“In return, news of the course certainly generated large interest online – from around the globe – something we didn’t anticipate.”
The unwieldy and unpredictable nature of social media, specifically Twitter, was a surprise. “The unpredictability of reach and impact was perhaps the most surprising thing,” says Professor Hajek.
Things we thought would interest Twitter often barely made a splash, while on other occasions the level of interest was unexpected.
“Of course we were also fascinated to see how social media works, particularly Twitter which allows for such immediate response on any topic. Millions of tweets circulate at any moment in time.”
Activity from the Eurovisions Twitter account peaked during the competition with both Professors Hajek and Lewis forgoing sleep to tweet feverishly with the most up-to-date information about voting, politics, contestants and performances.
Whilst both course coordinators are now focused on teaching, rather than tweeting, Professor Lewis has continued to use Twitter to network with other Eurovision scholars from around the world and to stay in touch with their loyal followers who remain thirsty for Eurovision news.
During the competition and prior to the start of the subject social media activity was focused on engaging students. Now the flurry of activity is over, Alison sees Twitter as an opportunity for outreach and engagement with the wider community.
“We now have a lot of international followers in the music scene, or music fans, who are always interested in what we tweet about a particular country,” she says.
So our audience is a curious mixture.
Conchita Wurst, winner of the Eurovision Song Contest imparted some wisdom especially for students studying Eurovisions at the University of Melbourne.

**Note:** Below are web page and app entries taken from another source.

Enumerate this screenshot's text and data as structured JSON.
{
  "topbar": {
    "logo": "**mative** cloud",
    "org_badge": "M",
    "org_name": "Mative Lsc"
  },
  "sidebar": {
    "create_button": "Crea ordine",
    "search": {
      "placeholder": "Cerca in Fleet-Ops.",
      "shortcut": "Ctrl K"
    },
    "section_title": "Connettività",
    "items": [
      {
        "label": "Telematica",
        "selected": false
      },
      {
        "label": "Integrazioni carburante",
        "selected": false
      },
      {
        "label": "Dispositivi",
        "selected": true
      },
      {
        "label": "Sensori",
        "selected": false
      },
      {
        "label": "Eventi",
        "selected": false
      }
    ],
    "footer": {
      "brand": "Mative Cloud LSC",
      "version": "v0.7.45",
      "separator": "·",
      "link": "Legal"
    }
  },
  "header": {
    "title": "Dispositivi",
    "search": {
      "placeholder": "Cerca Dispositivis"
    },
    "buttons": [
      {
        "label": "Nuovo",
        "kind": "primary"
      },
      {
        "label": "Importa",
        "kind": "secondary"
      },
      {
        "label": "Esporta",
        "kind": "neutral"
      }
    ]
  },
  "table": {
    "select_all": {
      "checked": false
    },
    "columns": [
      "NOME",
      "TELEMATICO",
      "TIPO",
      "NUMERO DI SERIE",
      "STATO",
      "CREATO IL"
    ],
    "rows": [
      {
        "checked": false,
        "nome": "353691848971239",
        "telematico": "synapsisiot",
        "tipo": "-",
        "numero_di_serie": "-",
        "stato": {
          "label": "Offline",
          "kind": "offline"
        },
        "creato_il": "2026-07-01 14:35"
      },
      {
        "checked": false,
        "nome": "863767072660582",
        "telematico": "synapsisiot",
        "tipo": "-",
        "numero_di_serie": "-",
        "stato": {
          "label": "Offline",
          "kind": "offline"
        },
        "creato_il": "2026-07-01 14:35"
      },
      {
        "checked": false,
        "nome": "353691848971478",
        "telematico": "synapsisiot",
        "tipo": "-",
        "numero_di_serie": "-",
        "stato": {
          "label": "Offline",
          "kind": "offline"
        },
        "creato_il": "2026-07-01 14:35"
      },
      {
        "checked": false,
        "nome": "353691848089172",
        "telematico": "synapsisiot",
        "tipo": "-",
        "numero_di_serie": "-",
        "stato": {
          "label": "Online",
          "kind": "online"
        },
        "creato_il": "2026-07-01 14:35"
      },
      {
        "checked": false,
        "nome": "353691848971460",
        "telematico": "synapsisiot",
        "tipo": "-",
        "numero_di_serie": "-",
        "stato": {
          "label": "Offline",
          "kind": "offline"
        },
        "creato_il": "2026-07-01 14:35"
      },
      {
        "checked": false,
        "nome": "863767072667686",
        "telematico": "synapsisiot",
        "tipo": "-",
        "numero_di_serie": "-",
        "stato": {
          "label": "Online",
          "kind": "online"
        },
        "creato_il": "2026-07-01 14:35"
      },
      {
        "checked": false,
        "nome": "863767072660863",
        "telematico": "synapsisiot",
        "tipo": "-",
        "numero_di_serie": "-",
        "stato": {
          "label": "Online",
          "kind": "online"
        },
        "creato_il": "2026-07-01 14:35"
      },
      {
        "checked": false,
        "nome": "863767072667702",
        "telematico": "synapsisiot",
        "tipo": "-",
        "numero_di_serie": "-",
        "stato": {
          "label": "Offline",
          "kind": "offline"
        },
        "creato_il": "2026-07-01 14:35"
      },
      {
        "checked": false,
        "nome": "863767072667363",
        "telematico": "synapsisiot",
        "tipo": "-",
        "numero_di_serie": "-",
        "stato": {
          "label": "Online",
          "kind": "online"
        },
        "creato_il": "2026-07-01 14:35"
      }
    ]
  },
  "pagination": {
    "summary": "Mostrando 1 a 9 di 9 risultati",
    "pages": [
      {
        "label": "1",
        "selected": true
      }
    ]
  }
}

And what of the whispers that Eurovision was closer to Melbourne than anyone could have predicted? Rumours of an ex-competitor ensconced in the University of Melbourne community? After some sleuthing from a Eurovison superfan the truth was uncovered.
Despite growing up in country Victoria with no access to SBS, Eurovision was love at first sight for Master of Journalism student Liam Clark.
Liamhas been to the Eurovision Song Contest several times and will be a guest speaker in the Eurovisions program, discussing his experience of the 2015 competition in Austria, where he was reporting on the ground for the fan site escXtra.com.
With his investigative sensibilities on high alert, Liam discovered there was a Eurovision competitor enrolled at the University of Melbourne. Danica ‘Nina’ Radojcic, a PhD Candidate in Pharmacology represented Serbia in 2011 with the song Caroban (Magical in Serbian).
Nina will also appear as a special guest speaker on Eurovisions, sharing her experience as a Eurovision competitor and bringing students full circle, from the history and origins of the competition right through to a first hand perspective on the Eurovision Song Contest today.
For Liam there is no question on the contest’s cultural validity.
“It’s still a niche interest in Australia. I feel like it started to become more mainstream in the last five years, and this year for obvious reasons even more so,” he says.
It’s the thing I love more than anything in the world.
Liam and his love of all things Eurovision in no longer an anomaly in Australia. The Eurovision Song Contest was once considered a daggy throw back or a sparkly cliche but is slowly becoming recognised as an important cultural event with historical and political significance.
Banner image: ‘eurovision’. Photographer Vugar Ibadov via Wikimedia commons